|. These operators treat integers as bit vectors and compute logical operations on corresponding bits.
& computes the AND operation, which yields 1 if both operands are 1, and 0 otherwise. Here is an example of
& applied to two 4-bit numbers:
1100 & 1010 ---- 1000
In C, this means that the expression
12 & 10 has the value 8.
| computes the OR operation, which yields 1 if either operand is 1, and 0 otherwise.
1100 | 1010 ---- 1110
So the expression
12 | 10 has the value 14.
^ computes the XOR operation, which yields 1 if either operand is 1, but not both.
1100 ^ 1010 ---- 0110
So the expression
12 ^ 10 has the value 6.
& is used to clear a set of bits from a bit vector,
| is used to set bits, and

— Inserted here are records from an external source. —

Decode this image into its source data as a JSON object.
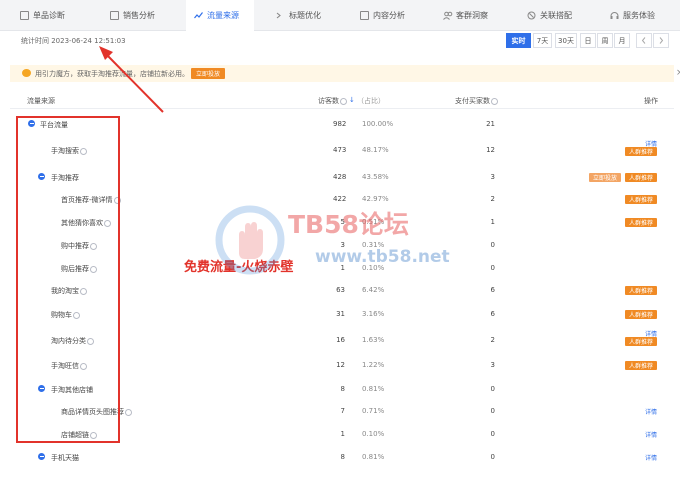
{
  "tabs": [
    {
      "label": "单品诊断",
      "icon": "diagnosis-icon"
    },
    {
      "label": "销售分析",
      "icon": "sales-icon"
    },
    {
      "label": "流量来源",
      "icon": "traffic-icon",
      "active": true
    },
    {
      "label": "标题优化",
      "icon": "title-icon"
    },
    {
      "label": "内容分析",
      "icon": "content-icon"
    },
    {
      "label": "客群洞察",
      "icon": "audience-icon"
    },
    {
      "label": "关联搭配",
      "icon": "match-icon"
    },
    {
      "label": "服务体验",
      "icon": "service-icon"
    }
  ],
  "stats": {
    "time_text": "统计时间 2023-06-24 12:51:03"
  },
  "ranges": [
    "实时",
    "7天",
    "30天",
    "日",
    "周",
    "月"
  ],
  "notice": {
    "text": "用引力魔方，获取手淘推荐流量，店铺拉新必用。",
    "button": "立即投放",
    "close": "×"
  },
  "table": {
    "headers": {
      "source": "流量来源",
      "visitors": "访客数",
      "ratio": "（占比）",
      "buyers": "支付买家数",
      "action": "操作"
    },
    "rows": [
      {
        "name": "平台流量",
        "visitors": "982",
        "pct": "100.00%",
        "buyers": "21"
      },
      {
        "name": "手淘搜索",
        "visitors": "473",
        "pct": "48.17%",
        "buyers": "12",
        "detail": "详情",
        "tag": "人群推荐"
      },
      {
        "name": "手淘推荐",
        "visitors": "428",
        "pct": "43.58%",
        "buyers": "3",
        "extra": "立即投放",
        "tag": "人群推荐"
      },
      {
        "name": "首页推荐-微详情",
        "visitors": "422",
        "pct": "42.97%",
        "buyers": "2",
        "tag": "人群推荐"
      },
      {
        "name": "其他猜你喜欢",
        "visitors": "5",
        "pct": "0.51%",
        "buyers": "1",
        "tag": "人群推荐"
      },
      {
        "name": "购中推荐",
        "visitors": "3",
        "pct": "0.31%",
        "buyers": "0"
      },
      {
        "name": "购后推荐",
        "visitors": "1",
        "pct": "0.10%",
        "buyers": "0"
      },
      {
        "name": "我的淘宝",
        "visitors": "63",
        "pct": "6.42%",
        "buyers": "6",
        "tag": "人群推荐"
      },
      {
        "name": "购物车",
        "visitors": "31",
        "pct": "3.16%",
        "buyers": "6",
        "tag": "人群推荐"
      },
      {
        "name": "淘内待分类",
        "visitors": "16",
        "pct": "1.63%",
        "buyers": "2",
        "detail": "详情",
        "tag": "人群推荐"
      },
      {
        "name": "手淘旺信",
        "visitors": "12",
        "pct": "1.22%",
        "buyers": "3",
        "tag": "人群推荐"
      },
      {
        "name": "手淘其他店铺",
        "visitors": "8",
        "pct": "0.81%",
        "buyers": "0"
      },
      {
        "name": "商品详情页头图推荐",
        "visitors": "7",
        "pct": "0.71%",
        "buyers": "0",
        "detail": "详情"
      },
      {
        "name": "店铺超链",
        "visitors": "1",
        "pct": "0.10%",
        "buyers": "0",
        "detail": "详情"
      },
      {
        "name": "手机天猫",
        "visitors": "8",
        "pct": "0.81%",
        "buyers": "0",
        "detail": "详情"
      }
    ]
  },
  "annotation": {
    "caption": "免费流量-火烧赤壁"
  },
  "watermark": {
    "title": "TB58论坛",
    "url": "www.tb58.net"
  },
  "colors": {
    "accent": "#2f6fe9",
    "orange": "#f08a24",
    "annotation_red": "#e2332b"
  }
}
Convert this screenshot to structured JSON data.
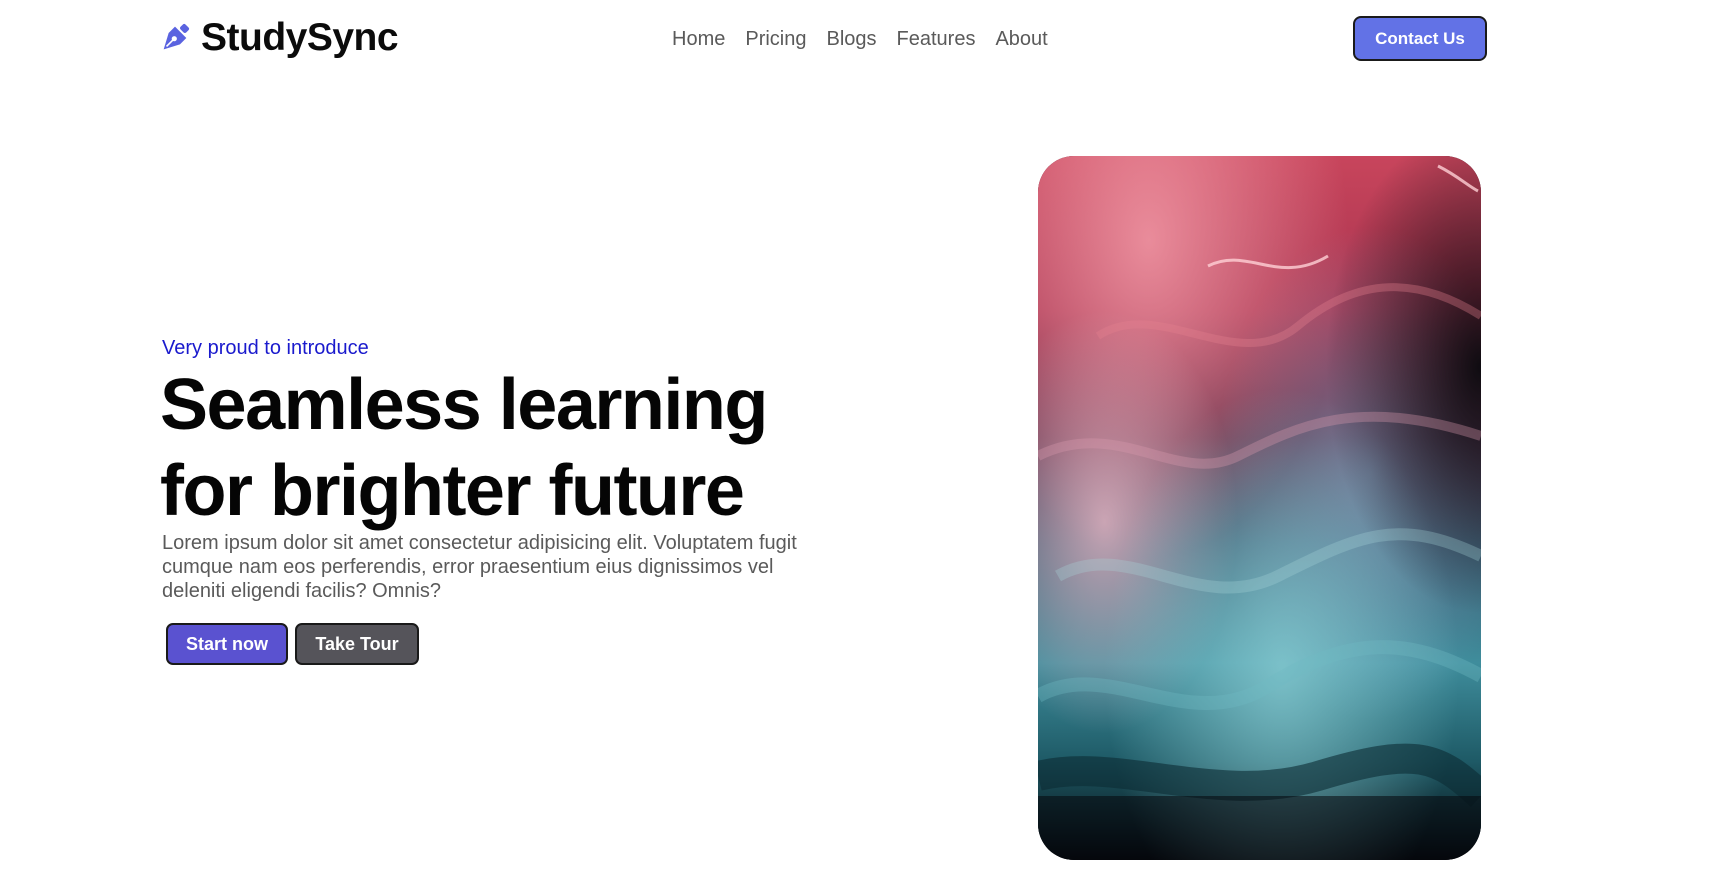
{
  "brand": {
    "name": "StudySync",
    "logo_icon": "pen-nib-icon",
    "accent_color": "#5a63e0"
  },
  "nav": {
    "items": [
      {
        "label": "Home"
      },
      {
        "label": "Pricing"
      },
      {
        "label": "Blogs"
      },
      {
        "label": "Features"
      },
      {
        "label": "About"
      }
    ]
  },
  "header": {
    "contact_label": "Contact Us",
    "contact_color": "#6272e6"
  },
  "hero": {
    "eyebrow": "Very proud to introduce",
    "headline_line1": "Seamless learning",
    "headline_line2": "for brighter future",
    "description": "Lorem ipsum dolor sit amet consectetur adipisicing elit. Voluptatem fugit cumque nam eos perferendis, error praesentium eius dignissimos vel deleniti eligendi facilis? Omnis?",
    "primary_cta": "Start now",
    "secondary_cta": "Take Tour",
    "primary_color": "#5a52d0",
    "secondary_color": "#55545a",
    "image": "abstract-fluid-art-image"
  }
}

^ is used to flip, or “toggle” bits. Here are the details:
Clearing bits: For any value \( x \), \( x\ \& \ 0 \) is 0, and \( x\ \& \ 1 \) is \( x \). So if you AND a vector with 3, it selects only the two rightmost bits, and sets the rest to 0.
xxxx & 0011 ---- 00xx
In this context, the value 3 is called a “mask” because it selects some bits and masks the rest.
Setting bits: Similarly, for any \( x \), \( x\ | \ 0 \) is \( x \), and \( x\ | \ 1 \) is 1. So if you OR a vector with 3, it sets the rightmost bits, and leaves the rest alone:
xxxx | 0011 ---- xx11
Toggling bits: Finally, if you XOR a vector with 3, it flips the rightmost bits and leaves the rest alone. As an exercise, see if you can compute the two’s complement of 12 using
^. Hint: what’s the two’s complement representation of -1?
C also provides shift operators,
>>, which shift bits left and right. Each left shift doubles a number, so
5 << 1 is 10, and
5 << 2 is 20. Each right shift divides by two (rounding down), so
5 >> 1 is 2 and
2 >> 1 is 1.